The return of Gingrich, one of the most prominent political figures of the 1990s, to the thick of one of the biggest political stories of the 21st century is no coincidence. As one of the leading purveyors of polarization in the 1990s, Gingrich helped to create the political environment in which former President Donald Trump would later flourish.
In his heyday as Speaker, Gingrich was arguably the most visible manifestation of this movement, but it went far beyond Washington. From political entertainment to militias to media-driven conspiracy theories, a number of developments in US politics and culture in the 1990s set the stage for the radicalized and anti-democratic right of the present. In doing so, they represented a sharp turn away from the politics of Ronald Reagan.
Focused on building sizable majorities, Reagan appealed to White voters by foregrounding popular policies and developing an upbeat persona. But in the decade that followed his presidency, the right closed ranks, tearing down the big tent and working to polarize the electorate. In the process, they developed the right-wing ecosystem — and democratic skepticism — that shapes US politics today.
Three moments in particular stand out that can help us better understand the current political crisis — and by extension, illuminate how we might find a different path forward. Not all carry the same weight, but each helps us better understand how the politics of the 1990s helped erode the boundaries between extreme and mainstream politics on the right.
The “Clinton Body Count”
The experiment, he claimed, proved that Vince Foster, a deputy White House Counsel in the Clinton administration who had died by suicide a year earlier, could not have killed himself. He must have been murdered. And the White House must have been involved in the cover-up.
The video, put out by a group calling itself Citizens for Honest Government and distributed by right-wing preacher Jerry Falwell, was a lurid tale of corruption and criminality centered on the governor’s house in Arkansas, where Bill Clinton served before ascending to the White House.
Daryl Gates on “Politically Incorrect”
Both humor and controversy were key to the show’s popularity. As its name indicated, panelists who appeared on “Politically Incorrect” used comedy to say the things they believed people couldn’t, or shouldn’t, say. On the “Politically Incorrect” stage, a unique style of genre-bending late-night TV — fueled by brash, jokey right-wing punditry — was born.
Young conservative commentators like Laura Ingraham and Ann Coulter were a perfect fit for the show, taking advantage of the comedy stage to offer up especially provocative takes that were met with a mix of gasps and laughter. As part of the show’s roster of panelists, they often mingled with actors and comedians, each drafting off the others’ professional acumen as the stars tried their hand at punditry and the pundits cracked wise.
During the show, Maher questioned him not about the abuses that took place under his watch but about whether America had become too soft on crime. At one point, when Leno made a jab at Maher, Maher turned to Gates and said, “Get me a baton.” The audience erupted in laughter.
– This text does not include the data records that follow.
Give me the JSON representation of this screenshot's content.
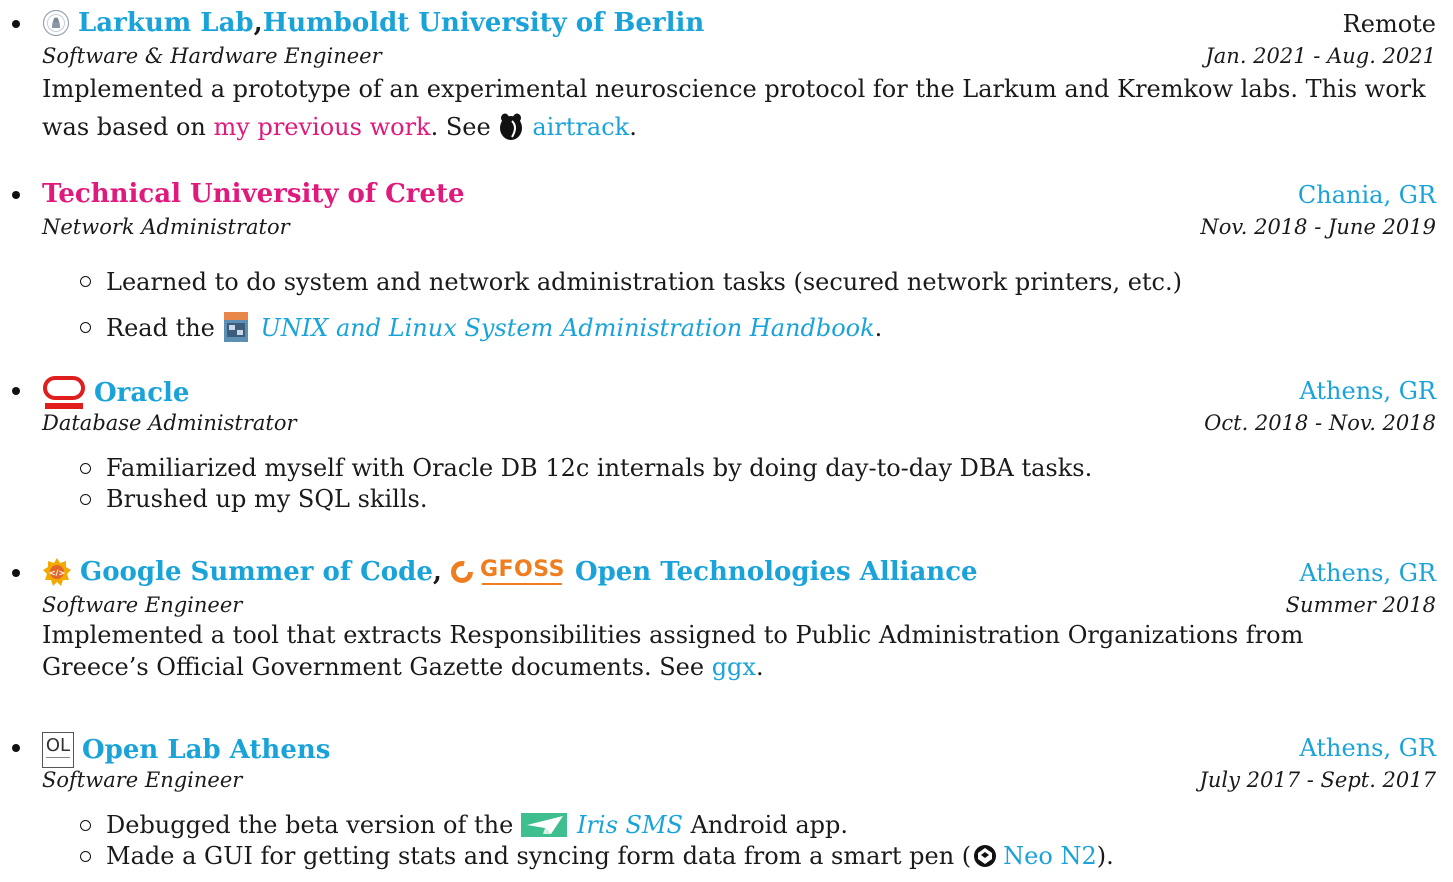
{
  "entries": [
    {
      "title_parts": [
        "Larkum Lab",
        ", ",
        "Humboldt University of Berlin"
      ],
      "location": "Remote",
      "role": "Software & Hardware Engineer",
      "dates": "Jan. 2021 - Aug. 2021",
      "description": {
        "text1": "Implemented a prototype of an experimental neuroscience protocol for the Larkum and Kremkow labs. This work was based on ",
        "link1": "my previous work",
        "text2": ". See ",
        "link2": "airtrack",
        "text3": "."
      }
    },
    {
      "title": "Technical University of Crete",
      "location": "Chania, GR",
      "role": "Network Administrator",
      "dates": "Nov. 2018 - June 2019",
      "bullets": [
        "Learned to do system and network administration tasks (secured network printers, etc.)"
      ],
      "bullet2": {
        "prefix": "Read the ",
        "link": "UNIX and Linux System Administration Handbook",
        "suffix": "."
      }
    },
    {
      "title": "Oracle",
      "location": "Athens, GR",
      "role": "Database Administrator",
      "dates": "Oct. 2018 - Nov. 2018",
      "bullets": [
        "Familiarized myself with Oracle DB 12c internals by doing day-to-day DBA tasks.",
        "Brushed up my SQL skills."
      ]
    },
    {
      "title_parts": [
        "Google Summer of Code",
        ", ",
        "Open Technologies Alliance"
      ],
      "logo_text": "GFOSS",
      "location": "Athens, GR",
      "role": "Software Engineer",
      "dates": "Summer 2018",
      "description": {
        "text1": "Implemented a tool that extracts Responsibilities assigned to Public Administration Organizations from Greece’s Official Government Gazette documents. See ",
        "link1": "ggx",
        "text2": "."
      }
    },
    {
      "title": "Open Lab Athens",
      "logo_text": "OL",
      "location": "Athens, GR",
      "role": "Software Engineer",
      "dates": "July 2017 - Sept. 2017",
      "bullet1": {
        "prefix": "Debugged the beta version of the ",
        "link": "Iris SMS",
        "suffix": " Android app."
      },
      "bullet2": {
        "prefix": "Made a GUI for getting stats and syncing form data from a smart pen (",
        "link": "Neo N2",
        "suffix": ")."
      }
    }
  ],
  "colors": {
    "link_blue": "#1aa3d9",
    "accent_pink": "#e0197d",
    "text": "#1a1a1a"
  },
  "icons": [
    "humboldt-seal-icon",
    "mouse-icon",
    "book-cover-icon",
    "oracle-logo-icon",
    "gsoc-logo-icon",
    "gfoss-logo-icon",
    "open-lab-logo-icon",
    "iris-plane-icon",
    "neo-pen-icon"
  ]
}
It was a moment that captured the crucial political work that the comedy show did: playing police brutality for laughs while presenting Gates not as a disgraced former official but an expert on criminology. Concerns about excess force were reclassified as just another manifestation of political correctness. In a decade when the walls between politics and entertainment were thinning, Gates’s appearance showed just how powerful the blending of those two worlds could be.
“Jack-booted government thugs”
Still, Bush’s resignation mattered. It drew a line between the anti-government rhetoric used to sell deregulation and tax cuts and the anti-government rhetoric used to foment violence against the state. It suggested Republicans had a responsibility to police rather than absorb extremist elements.
At a moment when Americans are struggling to understand how extremist politics became mainstream in the US, it’s useful to remember that there was a time when a former Republican president denounced rather than embraced comparisons between federal agents and Nazi stormtroopers. It’s also useful to note the limits of that denunciation even at that time: the right was ready to embrace extremism, even as members of their own party sounded the alarm.
The echoes bouncing between these stories and current-day politics are not a case of history repeating itself. Rather, they are a reminder that our current political crisis is a consequence of decisions made in the 1990s to embrace controversy, conspiracy, and extremism. As such, it is also a reminder that the current crisis is an outgrowth of institutions as well as personalities, and lasting change will only result from deep-rooted reform of those institutions.